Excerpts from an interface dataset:
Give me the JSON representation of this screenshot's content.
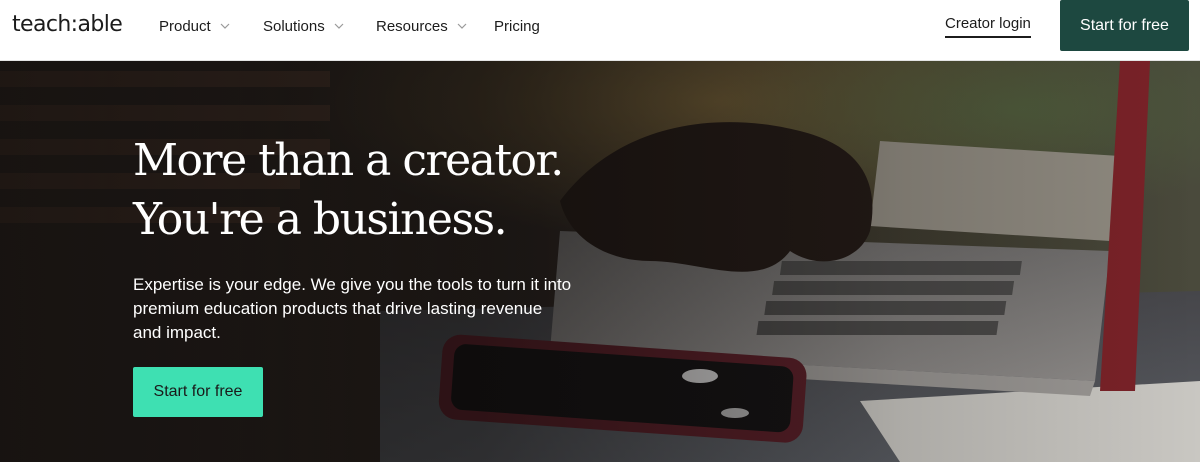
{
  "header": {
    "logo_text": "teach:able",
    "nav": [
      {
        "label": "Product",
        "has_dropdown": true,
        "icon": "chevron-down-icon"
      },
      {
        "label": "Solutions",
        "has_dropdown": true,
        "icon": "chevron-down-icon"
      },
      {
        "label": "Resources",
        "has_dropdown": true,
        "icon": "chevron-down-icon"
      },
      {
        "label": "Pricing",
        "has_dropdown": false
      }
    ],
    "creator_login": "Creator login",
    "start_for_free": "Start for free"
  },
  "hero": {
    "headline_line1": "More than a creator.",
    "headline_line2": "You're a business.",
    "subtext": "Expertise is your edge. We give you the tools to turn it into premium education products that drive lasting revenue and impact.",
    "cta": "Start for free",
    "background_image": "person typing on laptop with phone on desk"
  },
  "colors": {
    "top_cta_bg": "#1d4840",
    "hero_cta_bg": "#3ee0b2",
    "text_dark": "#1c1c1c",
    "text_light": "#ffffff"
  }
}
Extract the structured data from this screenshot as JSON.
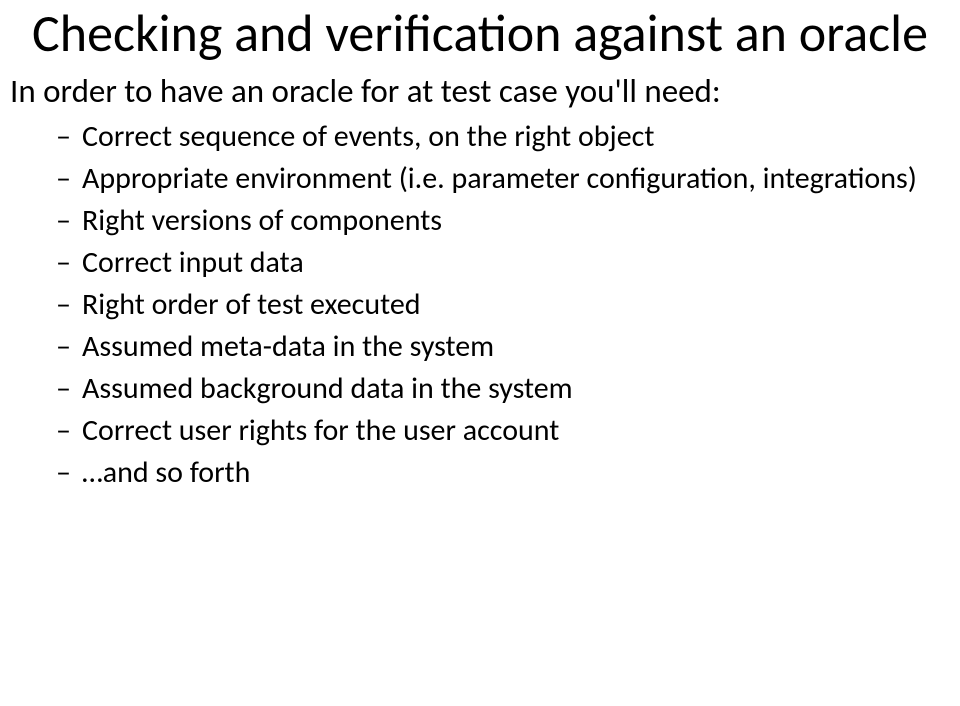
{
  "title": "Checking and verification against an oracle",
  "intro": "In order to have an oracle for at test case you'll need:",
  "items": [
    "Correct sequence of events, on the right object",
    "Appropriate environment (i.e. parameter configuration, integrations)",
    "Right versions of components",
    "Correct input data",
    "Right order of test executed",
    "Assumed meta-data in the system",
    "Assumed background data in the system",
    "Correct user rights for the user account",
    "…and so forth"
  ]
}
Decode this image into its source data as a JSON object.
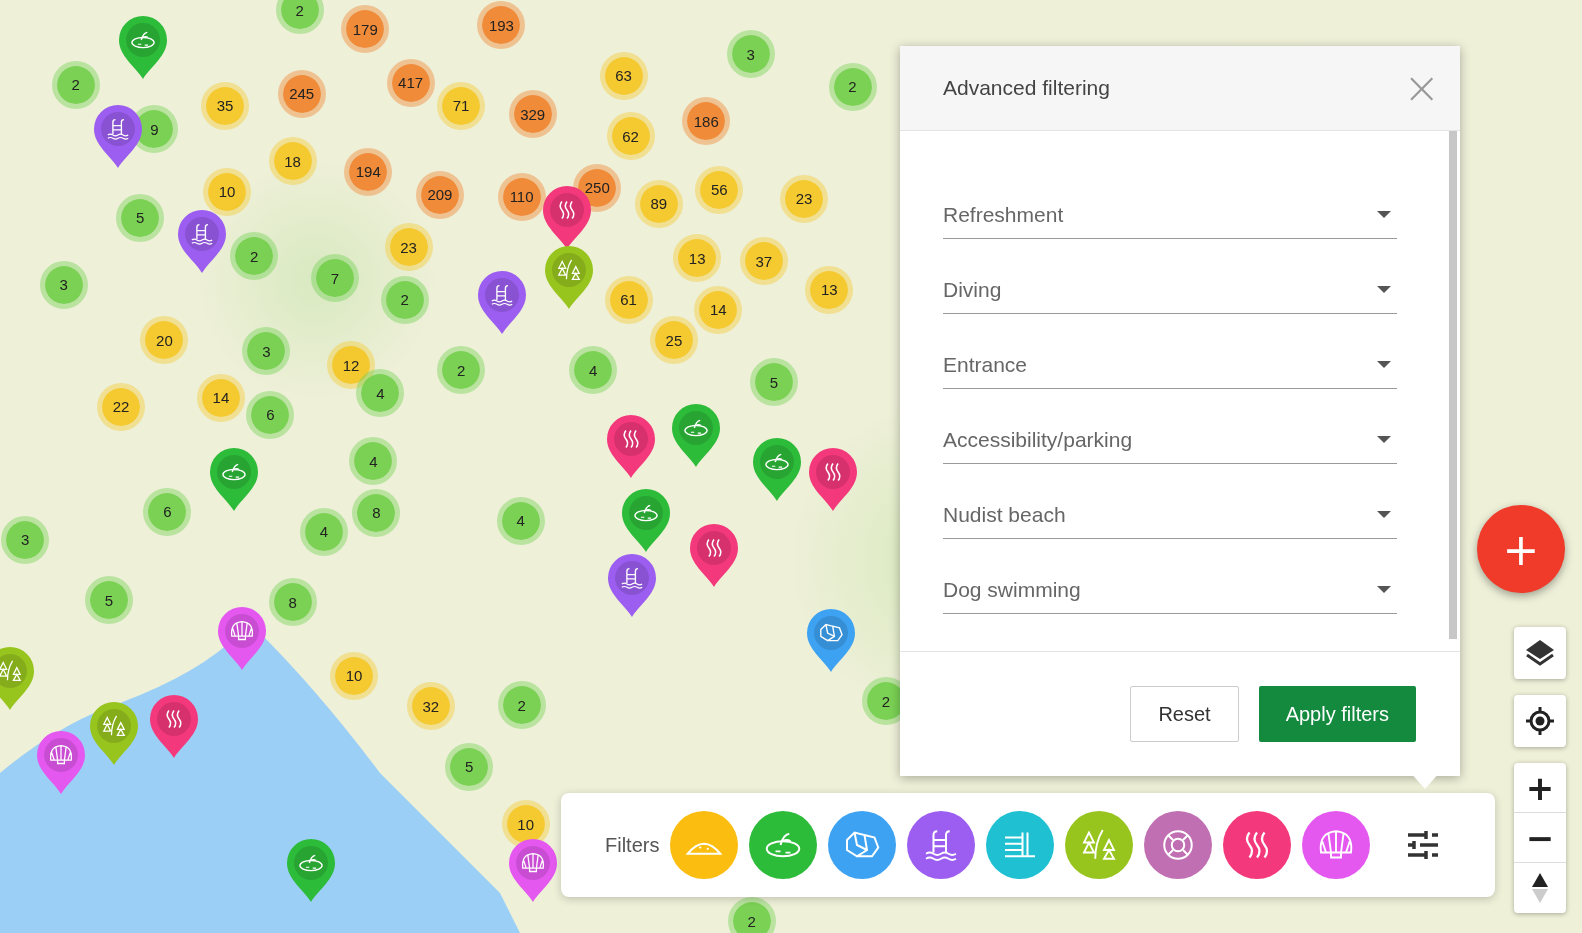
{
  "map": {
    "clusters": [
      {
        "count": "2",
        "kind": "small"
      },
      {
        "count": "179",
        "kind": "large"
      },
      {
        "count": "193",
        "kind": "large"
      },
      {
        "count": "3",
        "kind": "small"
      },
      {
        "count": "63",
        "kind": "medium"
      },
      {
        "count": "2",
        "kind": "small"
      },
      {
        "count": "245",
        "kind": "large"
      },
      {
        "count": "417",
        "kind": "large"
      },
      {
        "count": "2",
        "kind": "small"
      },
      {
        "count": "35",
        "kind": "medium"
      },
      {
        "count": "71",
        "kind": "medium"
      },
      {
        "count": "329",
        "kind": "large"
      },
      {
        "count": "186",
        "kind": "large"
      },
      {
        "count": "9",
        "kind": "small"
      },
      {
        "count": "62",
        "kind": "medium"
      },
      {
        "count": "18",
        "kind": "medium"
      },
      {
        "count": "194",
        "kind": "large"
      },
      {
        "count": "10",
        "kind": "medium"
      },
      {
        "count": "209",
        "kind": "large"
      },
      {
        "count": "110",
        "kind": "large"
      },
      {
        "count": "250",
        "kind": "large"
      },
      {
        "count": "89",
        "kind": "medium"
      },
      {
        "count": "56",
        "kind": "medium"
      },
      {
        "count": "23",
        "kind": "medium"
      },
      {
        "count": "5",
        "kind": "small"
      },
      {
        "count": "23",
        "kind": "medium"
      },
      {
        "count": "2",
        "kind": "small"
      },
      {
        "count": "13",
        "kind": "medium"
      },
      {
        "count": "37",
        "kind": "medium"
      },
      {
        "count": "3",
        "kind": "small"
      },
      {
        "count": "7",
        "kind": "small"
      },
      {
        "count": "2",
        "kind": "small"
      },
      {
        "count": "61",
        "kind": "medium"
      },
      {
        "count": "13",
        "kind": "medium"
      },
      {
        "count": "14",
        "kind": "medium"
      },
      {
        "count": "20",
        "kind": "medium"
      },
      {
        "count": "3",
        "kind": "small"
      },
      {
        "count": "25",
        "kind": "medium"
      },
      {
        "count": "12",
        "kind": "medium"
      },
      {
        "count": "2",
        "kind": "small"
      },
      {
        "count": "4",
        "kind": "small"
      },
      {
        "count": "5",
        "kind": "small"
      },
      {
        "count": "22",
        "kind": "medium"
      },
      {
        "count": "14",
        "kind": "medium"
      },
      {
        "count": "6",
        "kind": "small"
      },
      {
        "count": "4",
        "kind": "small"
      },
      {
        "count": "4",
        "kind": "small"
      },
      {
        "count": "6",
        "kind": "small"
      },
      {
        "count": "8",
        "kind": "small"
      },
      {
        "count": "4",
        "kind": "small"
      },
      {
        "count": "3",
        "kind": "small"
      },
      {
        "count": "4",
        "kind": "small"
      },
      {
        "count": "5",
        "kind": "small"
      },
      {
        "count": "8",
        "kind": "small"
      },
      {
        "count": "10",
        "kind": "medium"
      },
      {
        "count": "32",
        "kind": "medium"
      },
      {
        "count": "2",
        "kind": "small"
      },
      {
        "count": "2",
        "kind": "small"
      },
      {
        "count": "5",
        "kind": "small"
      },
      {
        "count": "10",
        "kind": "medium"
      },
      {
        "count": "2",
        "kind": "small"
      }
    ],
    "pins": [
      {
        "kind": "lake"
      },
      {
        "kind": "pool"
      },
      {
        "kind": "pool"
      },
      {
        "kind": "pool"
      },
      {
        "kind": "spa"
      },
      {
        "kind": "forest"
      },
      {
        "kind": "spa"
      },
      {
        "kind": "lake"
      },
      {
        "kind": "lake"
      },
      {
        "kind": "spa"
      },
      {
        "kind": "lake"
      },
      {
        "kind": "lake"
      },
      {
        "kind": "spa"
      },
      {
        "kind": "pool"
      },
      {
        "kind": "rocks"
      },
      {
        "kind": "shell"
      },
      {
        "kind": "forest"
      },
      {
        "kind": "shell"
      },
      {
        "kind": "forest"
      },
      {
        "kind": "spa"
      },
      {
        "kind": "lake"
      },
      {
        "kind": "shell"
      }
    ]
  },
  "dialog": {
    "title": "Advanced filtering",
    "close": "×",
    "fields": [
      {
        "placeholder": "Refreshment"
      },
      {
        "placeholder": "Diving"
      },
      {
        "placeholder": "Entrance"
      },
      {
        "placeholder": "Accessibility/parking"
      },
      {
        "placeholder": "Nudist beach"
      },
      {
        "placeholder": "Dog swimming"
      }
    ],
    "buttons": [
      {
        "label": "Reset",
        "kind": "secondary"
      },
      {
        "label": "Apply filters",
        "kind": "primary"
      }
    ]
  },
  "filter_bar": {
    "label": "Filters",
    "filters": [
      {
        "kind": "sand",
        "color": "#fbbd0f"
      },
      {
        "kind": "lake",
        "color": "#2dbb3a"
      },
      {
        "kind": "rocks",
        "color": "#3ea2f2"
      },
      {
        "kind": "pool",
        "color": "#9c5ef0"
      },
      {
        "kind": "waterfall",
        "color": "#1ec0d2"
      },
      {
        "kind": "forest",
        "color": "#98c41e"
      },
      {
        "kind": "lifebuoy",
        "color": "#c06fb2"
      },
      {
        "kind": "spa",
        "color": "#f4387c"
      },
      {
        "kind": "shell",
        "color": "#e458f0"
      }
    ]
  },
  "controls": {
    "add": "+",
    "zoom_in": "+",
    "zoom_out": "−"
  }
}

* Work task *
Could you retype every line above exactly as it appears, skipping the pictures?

* Final answer *
Give me the JSON representation of this screenshot's content.
{
  "header": {
    "logo_text": "teach:able",
    "nav": [
      {
        "label": "Product",
        "has_dropdown": true,
        "icon": "chevron-down-icon"
      },
      {
        "label": "Solutions",
        "has_dropdown": true,
        "icon": "chevron-down-icon"
      },
      {
        "label": "Resources",
        "has_dropdown": true,
        "icon": "chevron-down-icon"
      },
      {
        "label": "Pricing",
        "has_dropdown": false
      }
    ],
    "creator_login": "Creator login",
    "start_for_free": "Start for free"
  },
  "hero": {
    "headline_line1": "More than a creator.",
    "headline_line2": "You're a business.",
    "subtext": "Expertise is your edge. We give you the tools to turn it into premium education products that drive lasting revenue and impact.",
    "cta": "Start for free",
    "background_image": "person typing on laptop with phone on desk"
  },
  "colors": {
    "top_cta_bg": "#1d4840",
    "hero_cta_bg": "#3ee0b2",
    "text_dark": "#1c1c1c",
    "text_light": "#ffffff"
  }
}
Extract the structured data from this screenshot as JSON.
{
  "title": "Checking and verification against an oracle",
  "intro": "In order to have an oracle for at test case you'll need:",
  "items": [
    "Correct sequence of events, on the right object",
    "Appropriate environment (i.e. parameter configuration, integrations)",
    "Right versions of components",
    "Correct input data",
    "Right order of test executed",
    "Assumed meta-data in the system",
    "Assumed background data in the system",
    "Correct user rights for the user account",
    "…and so forth"
  ]
}
Decode this image into its source data as a JSON object.
{
  "map": {
    "clusters": [
      {
        "count": "2",
        "kind": "small"
      },
      {
        "count": "179",
        "kind": "large"
      },
      {
        "count": "193",
        "kind": "large"
      },
      {
        "count": "3",
        "kind": "small"
      },
      {
        "count": "63",
        "kind": "medium"
      },
      {
        "count": "2",
        "kind": "small"
      },
      {
        "count": "245",
        "kind": "large"
      },
      {
        "count": "417",
        "kind": "large"
      },
      {
        "count": "2",
        "kind": "small"
      },
      {
        "count": "35",
        "kind": "medium"
      },
      {
        "count": "71",
        "kind": "medium"
      },
      {
        "count": "329",
        "kind": "large"
      },
      {
        "count": "186",
        "kind": "large"
      },
      {
        "count": "9",
        "kind": "small"
      },
      {
        "count": "62",
        "kind": "medium"
      },
      {
        "count": "18",
        "kind": "medium"
      },
      {
        "count": "194",
        "kind": "large"
      },
      {
        "count": "10",
        "kind": "medium"
      },
      {
        "count": "209",
        "kind": "large"
      },
      {
        "count": "110",
        "kind": "large"
      },
      {
        "count": "250",
        "kind": "large"
      },
      {
        "count": "89",
        "kind": "medium"
      },
      {
        "count": "56",
        "kind": "medium"
      },
      {
        "count": "23",
        "kind": "medium"
      },
      {
        "count": "5",
        "kind": "small"
      },
      {
        "count": "23",
        "kind": "medium"
      },
      {
        "count": "2",
        "kind": "small"
      },
      {
        "count": "13",
        "kind": "medium"
      },
      {
        "count": "37",
        "kind": "medium"
      },
      {
        "count": "3",
        "kind": "small"
      },
      {
        "count": "7",
        "kind": "small"
      },
      {
        "count": "2",
        "kind": "small"
      },
      {
        "count": "61",
        "kind": "medium"
      },
      {
        "count": "13",
        "kind": "medium"
      },
      {
        "count": "14",
        "kind": "medium"
      },
      {
        "count": "20",
        "kind": "medium"
      },
      {
        "count": "3",
        "kind": "small"
      },
      {
        "count": "25",
        "kind": "medium"
      },
      {
        "count": "12",
        "kind": "medium"
      },
      {
        "count": "2",
        "kind": "small"
      },
      {
        "count": "4",
        "kind": "small"
      },
      {
        "count": "5",
        "kind": "small"
      },
      {
        "count": "22",
        "kind": "medium"
      },
      {
        "count": "14",
        "kind": "medium"
      },
      {
        "count": "6",
        "kind": "small"
      },
      {
        "count": "4",
        "kind": "small"
      },
      {
        "count": "4",
        "kind": "small"
      },
      {
        "count": "6",
        "kind": "small"
      },
      {
        "count": "8",
        "kind": "small"
      },
      {
        "count": "4",
        "kind": "small"
      },
      {
        "count": "3",
        "kind": "small"
      },
      {
        "count": "4",
        "kind": "small"
      },
      {
        "count": "5",
        "kind": "small"
      },
      {
        "count": "8",
        "kind": "small"
      },
      {
        "count": "10",
        "kind": "medium"
      },
      {
        "count": "32",
        "kind": "medium"
      },
      {
        "count": "2",
        "kind": "small"
      },
      {
        "count": "2",
        "kind": "small"
      },
      {
        "count": "5",
        "kind": "small"
      },
      {
        "count": "10",
        "kind": "medium"
      },
      {
        "count": "2",
        "kind": "small"
      }
    ],
    "pins": [
      {
        "kind": "lake"
      },
      {
        "kind": "pool"
      },
      {
        "kind": "pool"
      },
      {
        "kind": "pool"
      },
      {
        "kind": "spa"
      },
      {
        "kind": "forest"
      },
      {
        "kind": "spa"
      },
      {
        "kind": "lake"
      },
      {
        "kind": "lake"
      },
      {
        "kind": "spa"
      },
      {
        "kind": "lake"
      },
      {
        "kind": "lake"
      },
      {
        "kind": "spa"
      },
      {
        "kind": "pool"
      },
      {
        "kind": "rocks"
      },
      {
        "kind": "shell"
      },
      {
        "kind": "forest"
      },
      {
        "kind": "shell"
      },
      {
        "kind": "forest"
      },
      {
        "kind": "spa"
      },
      {
        "kind": "lake"
      },
      {
        "kind": "shell"
      }
    ]
  },
  "dialog": {
    "title": "Advanced filtering",
    "close": "×",
    "fields": [
      {
        "placeholder": "Refreshment"
      },
      {
        "placeholder": "Diving"
      },
      {
        "placeholder": "Entrance"
      },
      {
        "placeholder": "Accessibility/parking"
      },
      {
        "placeholder": "Nudist beach"
      },
      {
        "placeholder": "Dog swimming"
      }
    ],
    "buttons": [
      {
        "label": "Reset",
        "kind": "secondary"
      },
      {
        "label": "Apply filters",
        "kind": "primary"
      }
    ]
  },
  "filter_bar": {
    "label": "Filters",
    "filters": [
      {
        "kind": "sand",
        "color": "#fbbd0f"
      },
      {
        "kind": "lake",
        "color": "#2dbb3a"
      },
      {
        "kind": "rocks",
        "color": "#3ea2f2"
      },
      {
        "kind": "pool",
        "color": "#9c5ef0"
      },
      {
        "kind": "waterfall",
        "color": "#1ec0d2"
      },
      {
        "kind": "forest",
        "color": "#98c41e"
      },
      {
        "kind": "lifebuoy",
        "color": "#c06fb2"
      },
      {
        "kind": "spa",
        "color": "#f4387c"
      },
      {
        "kind": "shell",
        "color": "#e458f0"
      }
    ]
  },
  "controls": {
    "add": "+",
    "zoom_in": "+",
    "zoom_out": "−"
  }
}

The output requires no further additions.